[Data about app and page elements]
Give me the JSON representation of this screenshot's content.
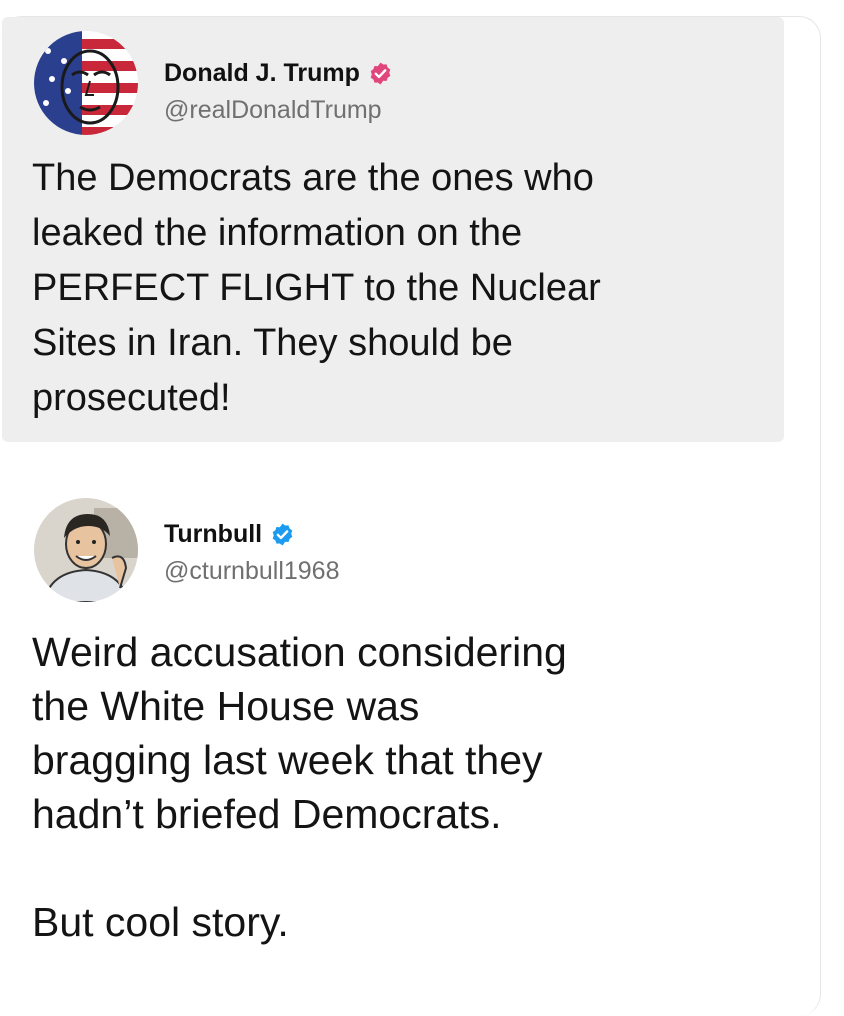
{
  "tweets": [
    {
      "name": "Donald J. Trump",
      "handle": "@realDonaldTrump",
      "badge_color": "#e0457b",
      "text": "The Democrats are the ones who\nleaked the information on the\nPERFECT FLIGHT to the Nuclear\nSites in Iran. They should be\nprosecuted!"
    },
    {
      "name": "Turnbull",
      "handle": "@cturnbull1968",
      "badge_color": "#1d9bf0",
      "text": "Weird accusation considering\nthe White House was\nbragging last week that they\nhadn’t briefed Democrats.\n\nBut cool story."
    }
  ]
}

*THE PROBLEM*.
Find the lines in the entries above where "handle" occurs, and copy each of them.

*WRITTEN ANSWER*.
      "handle": "@realDonaldTrump",
      "handle": "@cturnbull1968",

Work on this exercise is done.